Google will soon bury alleged piracy sites low in the search results, the company announced today.
Specifically, starting next week, Google will take into account the number of legitimate takedown notices it receives when determining sites' rankings, Amit Singhal, senior vice president of engineering, said in a blog post. Singhal says the change "should help users find legitimate, quality sources of content more easily -- whether it’s a song previewed on NPR’s music website, a TV show on Hulu or new music streamed from Spotify."
The Recording Industry Association of America praised the move as a "step in the right direction." RIAA Chairman and CEO Cary Sherman added that the shift signals "a new willingness to value the rights of creators" on Google's part.
Digital rights advocates aren't as happy. The Electronic Frontier Foundation points out that demoted sites won't be able to challenge Google's decision to drop them in the rankings. "Takedown requests are nothing more than accusations of copyright infringement. No court or other umpire confirms that the accusations are valid," the EFF says in a blog post. "Demoting search results -- effectively telling the searcher that these are not the websites you’re looking for -- based on accusations alone gives copyright owners one more bit of control over what we see, hear, and read."
Public Knowledge says the new policy could have a disproportionate impact on sites with user-generated content, because those sites are "more likely to host infringing content than a site for a government agency or a restaurant."
The group adds: "One of the purposes of the (Digital Millennium Copyright Act) was to protect sites that host user content and allow them to operate free of legal uncertainty. Lawful sites shouldn't be penalized simply for their business model."
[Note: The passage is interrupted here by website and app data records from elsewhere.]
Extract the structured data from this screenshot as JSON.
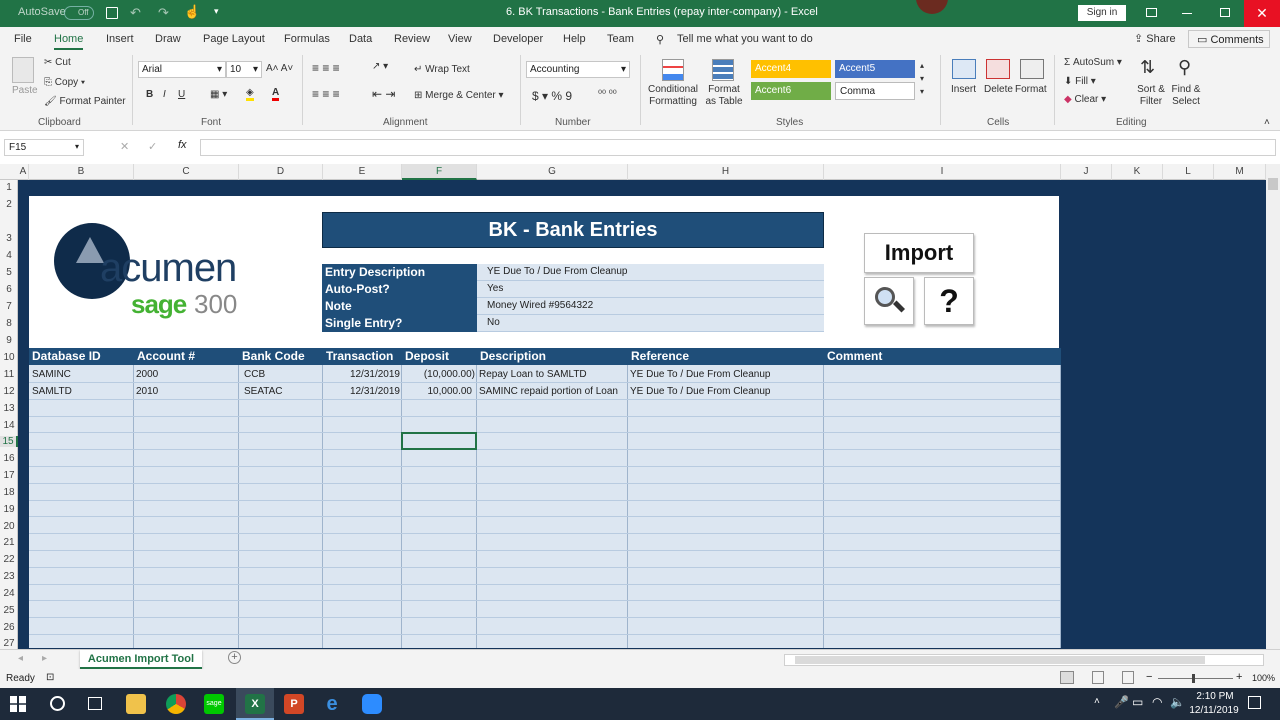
{
  "titlebar": {
    "autosave": "AutoSave",
    "autosave_state": "Off",
    "doc_title": "6. BK Transactions - Bank Entries (repay inter-company)  -  Excel",
    "sign_in": "Sign in"
  },
  "menu": [
    "File",
    "Home",
    "Insert",
    "Draw",
    "Page Layout",
    "Formulas",
    "Data",
    "Review",
    "View",
    "Developer",
    "Help",
    "Team"
  ],
  "tell_me": "Tell me what you want to do",
  "share": "Share",
  "comments": "Comments",
  "ribbon": {
    "clipboard": {
      "cut": "Cut",
      "copy": "Copy",
      "format_painter": "Format Painter",
      "paste": "Paste",
      "group": "Clipboard"
    },
    "font": {
      "name": "Arial",
      "size": "10",
      "group": "Font",
      "bold": "B",
      "italic": "I",
      "underline": "U"
    },
    "alignment": {
      "wrap": "Wrap Text",
      "merge": "Merge & Center",
      "group": "Alignment"
    },
    "number": {
      "format": "Accounting",
      "group": "Number"
    },
    "styles": {
      "cond": "Conditional Formatting",
      "table": "Format as Table",
      "accent4": "Accent4",
      "accent5": "Accent5",
      "accent6": "Accent6",
      "comma": "Comma",
      "group": "Styles"
    },
    "cells": {
      "insert": "Insert",
      "delete": "Delete",
      "format": "Format",
      "group": "Cells"
    },
    "editing": {
      "autosum": "AutoSum",
      "fill": "Fill",
      "clear": "Clear",
      "sort": "Sort & Filter",
      "find": "Find & Select",
      "group": "Editing"
    }
  },
  "name_box": "F15",
  "columns": [
    "A",
    "B",
    "C",
    "D",
    "E",
    "F",
    "G",
    "H",
    "I",
    "J",
    "K",
    "L",
    "M"
  ],
  "rows": [
    "1",
    "2",
    "3",
    "4",
    "5",
    "6",
    "7",
    "8",
    "9",
    "10",
    "11",
    "12",
    "13",
    "14",
    "15",
    "16",
    "17",
    "18",
    "19",
    "20",
    "21",
    "22",
    "23",
    "24",
    "25",
    "26",
    "27"
  ],
  "logo": {
    "brand": "acumen",
    "sub": "sage",
    "num": "300"
  },
  "form": {
    "title": "BK - Bank Entries",
    "fields": [
      {
        "label": "Entry Description",
        "value": "YE Due To / Due From Cleanup"
      },
      {
        "label": "Auto-Post?",
        "value": "Yes"
      },
      {
        "label": "Note",
        "value": "Money Wired #9564322"
      },
      {
        "label": "Single Entry?",
        "value": "No"
      }
    ],
    "import_button": "Import",
    "help_symbol": "?"
  },
  "table": {
    "headers": [
      "Database ID",
      "Account #",
      "Bank Code",
      "Transaction",
      "Deposit",
      "Description",
      "Reference",
      "Comment"
    ],
    "rows": [
      [
        "SAMINC",
        "2000",
        "CCB",
        "12/31/2019",
        "(10,000.00)",
        "Repay Loan to SAMLTD",
        "YE Due To / Due From Cleanup",
        ""
      ],
      [
        "SAMLTD",
        "2010",
        "SEATAC",
        "12/31/2019",
        "10,000.00",
        "SAMINC repaid portion of Loan",
        "YE Due To / Due From Cleanup",
        ""
      ]
    ]
  },
  "sheet_tab": "Acumen Import Tool",
  "status": {
    "ready": "Ready",
    "zoom": "100%"
  },
  "clock": {
    "time": "2:10 PM",
    "date": "12/11/2019"
  },
  "colors": {
    "excel_green": "#217346",
    "header_blue": "#1f4e79",
    "cell_blue": "#dce6f1",
    "sheet_bg": "#14345a"
  }
}
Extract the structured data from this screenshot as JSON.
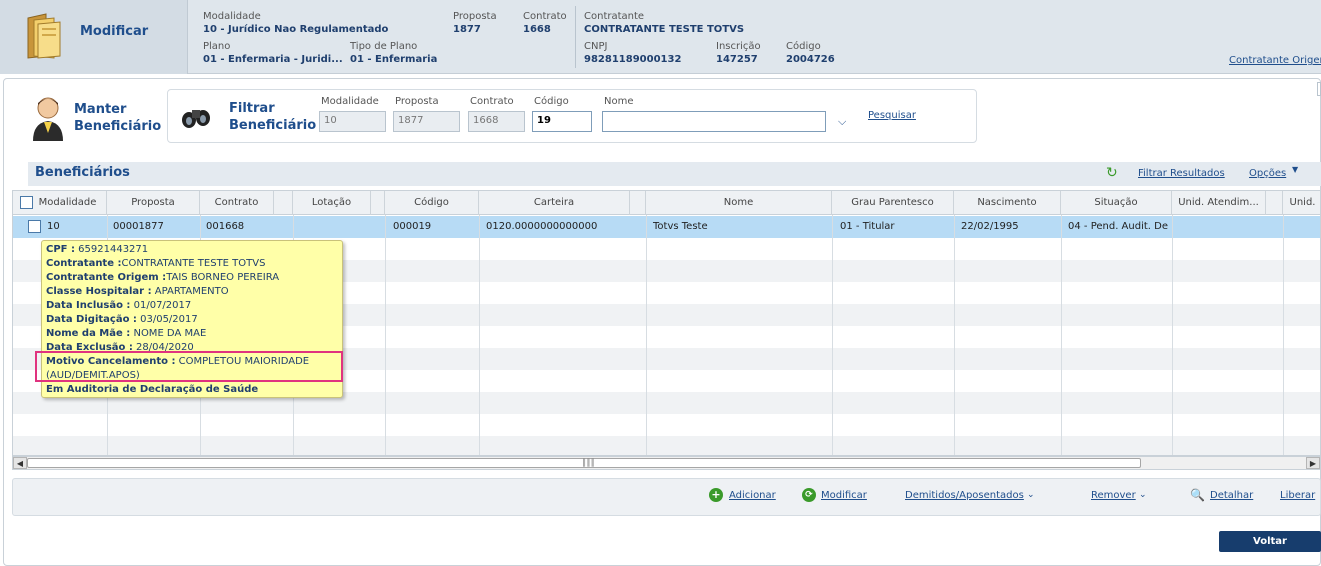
{
  "header": {
    "title": "Modificar",
    "modalidade_label": "Modalidade",
    "modalidade_value": "10 - Jurídico Nao Regulamentado",
    "proposta_label": "Proposta",
    "proposta_value": "1877",
    "contrato_label": "Contrato",
    "contrato_value": "1668",
    "plano_label": "Plano",
    "plano_value": "01 - Enfermaria - Juridi...",
    "tipo_plano_label": "Tipo de Plano",
    "tipo_plano_value": "01 - Enfermaria",
    "contratante_label": "Contratante",
    "contratante_value": "CONTRATANTE TESTE TOTVS",
    "cnpj_label": "CNPJ",
    "cnpj_value": "98281189000132",
    "inscricao_label": "Inscrição",
    "inscricao_value": "147257",
    "codigo_label": "Código",
    "codigo_value": "2004726",
    "contratante_origem_link": "Contratante Origem"
  },
  "manager": {
    "title_line1": "Manter",
    "title_line2": "Beneficiário"
  },
  "filter": {
    "title_line1": "Filtrar",
    "title_line2": "Beneficiário",
    "fields": {
      "modalidade": {
        "label": "Modalidade",
        "value": "10"
      },
      "proposta": {
        "label": "Proposta",
        "value": "1877"
      },
      "contrato": {
        "label": "Contrato",
        "value": "1668"
      },
      "codigo": {
        "label": "Código",
        "value": "19"
      },
      "nome": {
        "label": "Nome",
        "value": ""
      }
    },
    "search_link": "Pesquisar"
  },
  "section": {
    "title": "Beneficiários",
    "filter_results": "Filtrar Resultados",
    "options": "Opções"
  },
  "grid": {
    "columns": [
      "Modalidade",
      "Proposta",
      "Contrato",
      "Lotação",
      "Código",
      "Carteira",
      "Nome",
      "Grau Parentesco",
      "Nascimento",
      "Situação",
      "Unid. Atendim...",
      "Unid."
    ],
    "row": {
      "modalidade": "10",
      "proposta": "00001877",
      "contrato": "001668",
      "lotacao": "",
      "codigo": "000019",
      "carteira": "0120.0000000000000",
      "nome": "Totvs Teste",
      "grau": "01 - Titular",
      "nascimento": "22/02/1995",
      "situacao": "04 - Pend. Audit. De"
    }
  },
  "tooltip": {
    "cpf_label": "CPF :",
    "cpf_value": " 65921443271",
    "contratante_label": "Contratante :",
    "contratante_value": "CONTRATANTE TESTE TOTVS",
    "origem_label": "Contratante Origem :",
    "origem_value": "TAIS BORNEO PEREIRA",
    "classe_label": "Classe Hospitalar :",
    "classe_value": " APARTAMENTO",
    "inclusao_label": "Data Inclusão :",
    "inclusao_value": " 01/07/2017",
    "digitacao_label": "Data Digitação :",
    "digitacao_value": " 03/05/2017",
    "mae_label": "Nome da Mãe :",
    "mae_value": " NOME DA MAE",
    "exclusao_label": "Data Exclusão :",
    "exclusao_value": " 28/04/2020",
    "motivo_label": "Motivo Cancelamento :",
    "motivo_value": " COMPLETOU MAIORIDADE",
    "motivo_value2": "(AUD/DEMIT.APOS)",
    "auditoria": "Em Auditoria de Declaração de Saúde"
  },
  "actions": {
    "adicionar": "Adicionar",
    "modificar": "Modificar",
    "demitidos": "Demitidos/Aposentados",
    "remover": "Remover",
    "detalhar": "Detalhar",
    "liberar": "Liberar",
    "voltar": "Voltar"
  },
  "colors": {
    "accent": "#1f4e8c",
    "selected_row": "#b7dbf5",
    "tooltip_bg": "#ffffa8",
    "highlight": "#e0337f",
    "button_dark": "#173d6d"
  }
}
As a practical matter it doesn't seem likely that Google's move will have a huge influence on piracy. Tech-savvy consumers who want to access videos or music for free will probably find a way to do so regardless of how low the sites appear in the search rankings.